Tuesday, March 12, 2013
Absorbing loss of Wallace depends on this
By Jamison Hensley
Losing a wide receiver is familiar territory for the Steelers. They've parted ways with Santonio Holmes and Hines Ward in recent years. The reason Pittsburgh has been able to move forward without them goes back to its backup plan.
The Steelers traded Holmes because they had Mike Wallace. They released Ward because they had Antonio Brown. Now, with Mike Wallace signing a five-year deal that averages $13 million per season, the next receiver who needs to step up is Emmanuel Sanders.
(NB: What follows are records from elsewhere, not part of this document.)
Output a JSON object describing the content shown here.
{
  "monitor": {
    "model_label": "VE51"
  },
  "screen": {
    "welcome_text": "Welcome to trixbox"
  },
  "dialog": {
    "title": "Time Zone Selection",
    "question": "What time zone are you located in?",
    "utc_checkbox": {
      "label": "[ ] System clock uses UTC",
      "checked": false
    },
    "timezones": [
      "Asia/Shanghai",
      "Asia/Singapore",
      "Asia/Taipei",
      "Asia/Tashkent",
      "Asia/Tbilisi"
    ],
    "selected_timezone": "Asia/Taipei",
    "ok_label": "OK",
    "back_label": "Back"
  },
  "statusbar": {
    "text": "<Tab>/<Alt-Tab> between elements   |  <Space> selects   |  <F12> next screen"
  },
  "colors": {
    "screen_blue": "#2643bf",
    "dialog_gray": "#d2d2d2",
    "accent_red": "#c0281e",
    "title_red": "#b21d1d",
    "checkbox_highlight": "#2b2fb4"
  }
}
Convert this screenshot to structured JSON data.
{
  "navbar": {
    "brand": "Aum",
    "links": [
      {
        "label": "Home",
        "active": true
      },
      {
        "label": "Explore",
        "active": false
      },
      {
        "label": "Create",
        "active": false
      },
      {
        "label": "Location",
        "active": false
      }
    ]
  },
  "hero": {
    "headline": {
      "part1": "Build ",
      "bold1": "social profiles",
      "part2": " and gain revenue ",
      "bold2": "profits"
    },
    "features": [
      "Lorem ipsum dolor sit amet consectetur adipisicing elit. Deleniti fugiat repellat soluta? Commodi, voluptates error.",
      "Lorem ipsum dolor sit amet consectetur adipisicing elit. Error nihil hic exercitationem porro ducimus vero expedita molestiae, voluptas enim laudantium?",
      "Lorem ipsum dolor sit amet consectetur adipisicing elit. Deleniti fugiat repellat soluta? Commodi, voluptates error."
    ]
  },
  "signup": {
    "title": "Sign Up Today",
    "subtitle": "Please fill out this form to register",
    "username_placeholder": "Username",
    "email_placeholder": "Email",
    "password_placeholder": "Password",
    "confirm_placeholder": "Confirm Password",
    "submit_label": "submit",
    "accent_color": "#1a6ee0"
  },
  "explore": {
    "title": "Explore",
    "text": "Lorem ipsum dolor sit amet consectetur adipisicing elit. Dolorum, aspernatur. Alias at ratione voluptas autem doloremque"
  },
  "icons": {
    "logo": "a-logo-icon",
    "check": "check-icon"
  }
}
In his three seasons, Sanders is known more for his injuries (especially his fake one) than his big plays.
How much the Steelers miss Wallace depends on Sanders' ability to raise his game. Sanders has outstanding speed. He just doesn't have the numbers.
It's a big void for Sanders to fill. No player in the NFL has more 40-yard receptions since 2009 than Wallace (27), and his 16 touchdown catches of 40 yards or longer are also an NFL high during that span. In three seasons, Sanders has 21 catches over 20 yards and none over 40 yards.
Wallace may have been a one-trick pony, as coach Mike Tomlin once called him, but ability to run the deep route always proved valuable. Sanders' best trick so far has been faking a leg cramp to save the Steelers an injury.
There will be more pressure on the Steelers' passing game this year because Wallace isn't the only loss. The status of tight end Heath Miller is uncertain after he tore his ACL in the second-to-last regular-season game.
Yes, there was no way the cap-strapped Steelers had a chance to keep Wallace, even if he agreed to take half of what he got from the Dolphins. And yes, Wallace isn't a great fit for the Steelers' offense if coordinator Todd Haley sticks with the short passing game.
Still, what the Steelers will miss the most about Wallace is the threat of him going deep. Teams couldn't drop a safety down on his side of the field because the Steelers were one deep Ben Roethlisberger pass from a Wallace touchdown.
This is what Pittsburgh loses in going from Wallace to Sanders. They were both third-round picks. They both have speed. But defenses don't fear Sanders like they do Wallace. If defenses don't respect Sanders by the end of the season, the Steelers' passing game will struggle.